A critical party is missing from the group of governments and public agencies that are agreeing to protect central Idaho’s night skies. It’s the state of Idaho.
The state has not acknowledged the value of night skies protection in central Idaho. Without that acknowledgement and a commitment to protection, the state could destroy the views of the Milky Way that have already disappeared for 99 percent of the earth’s population.
The U.S. Forest Service, Blaine County and the cities of Ketchum, Sun Valley and Stanley have hammered out a memorandum of understanding that commits them to collaborate to protect the area’s dark skies from light pollution. Idaho is missing from the agreement.

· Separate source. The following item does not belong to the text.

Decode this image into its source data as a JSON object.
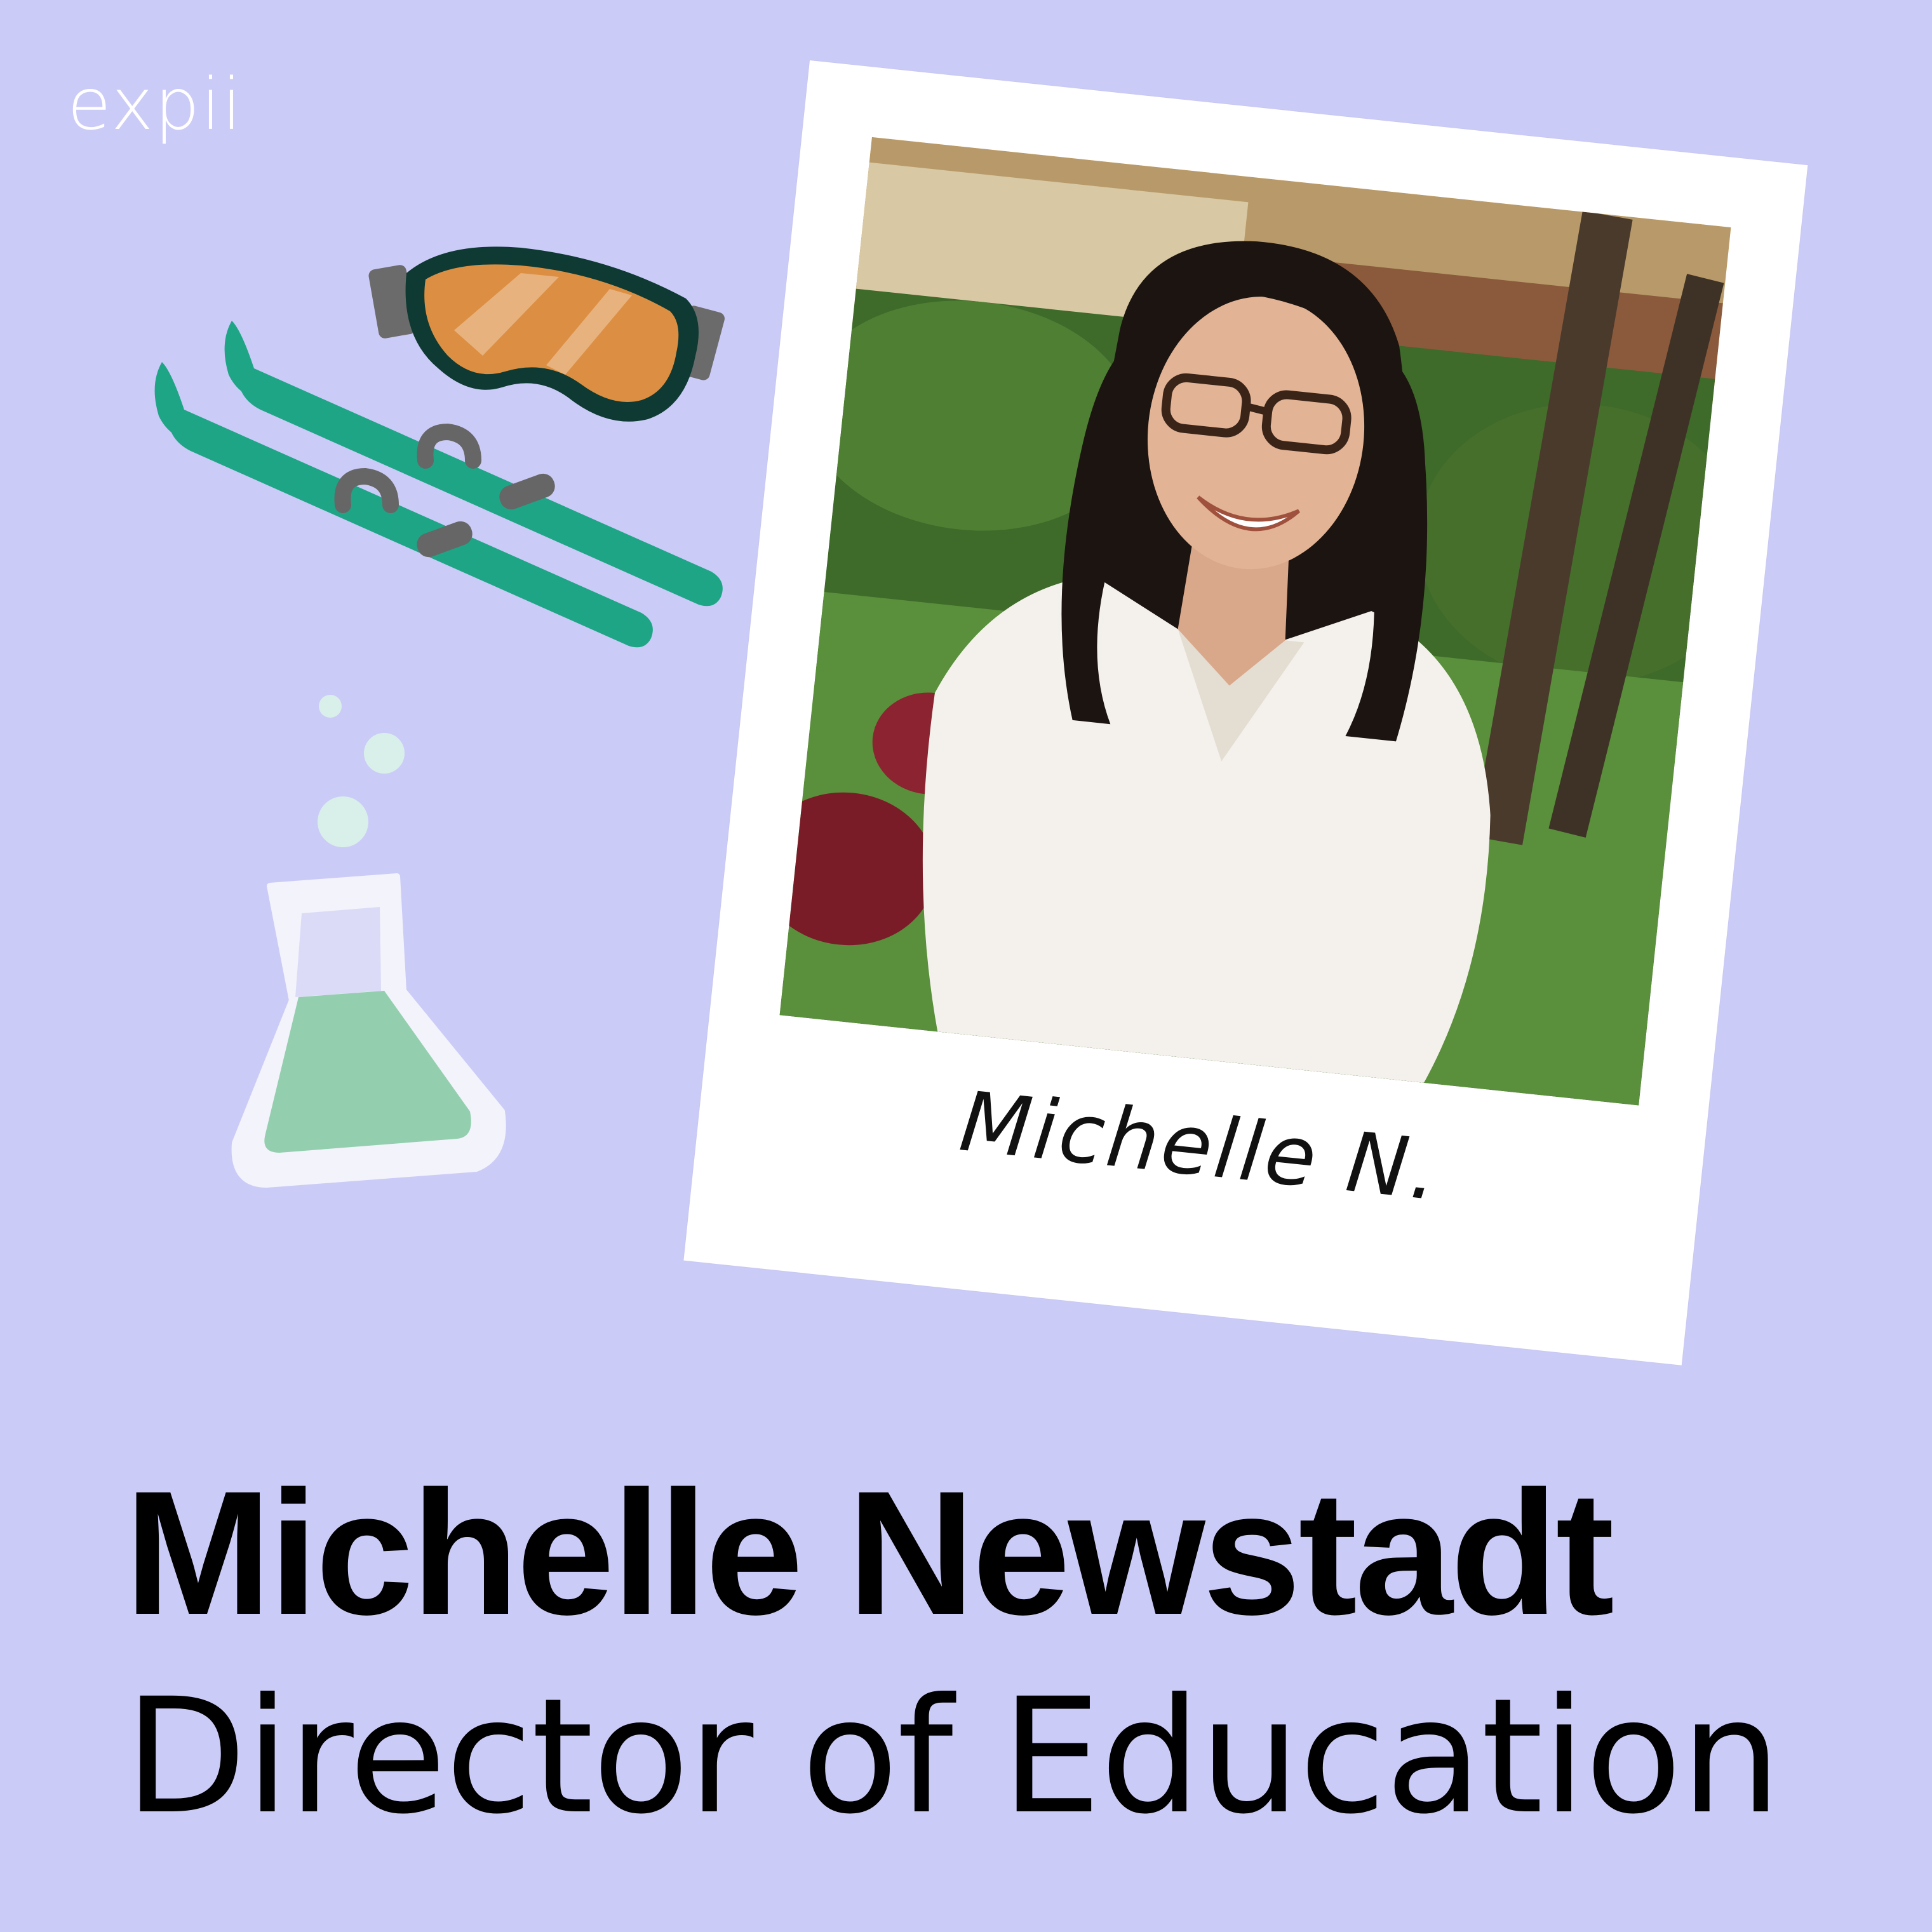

The MOU is a baby step that simply states the commitment of the parties to protect night skies. It has no teeth and relies on the goodwill and ordinances put in place by the county and the cities. Nonetheless, it’s a good first step.
A second step is for Idaho to sign on. The state owns property within the Sawtooth National Recreation Area and within Blaine County. The state has regularly refused to bring operations on state property into compliance with local ordinances and has rejected local sensibilities.
The state’s gravel pit on Fourth of July Creek Road within the SNRA, constructed in 2006, is a case in point. The state rebuffed Forest Service concerns and operated the pit with blazing commercial lighting 24 hours a day.
Yellowstone National Park’s wildlife attracts visitors from around the world. As central Idaho’s Dark Sky Reserve becomes better known, it will do the same.
Idaho should be a friend, not a foe, of the last remaining views of the Milky Way. Gov. Brad Little should commit state agencies to protecting them.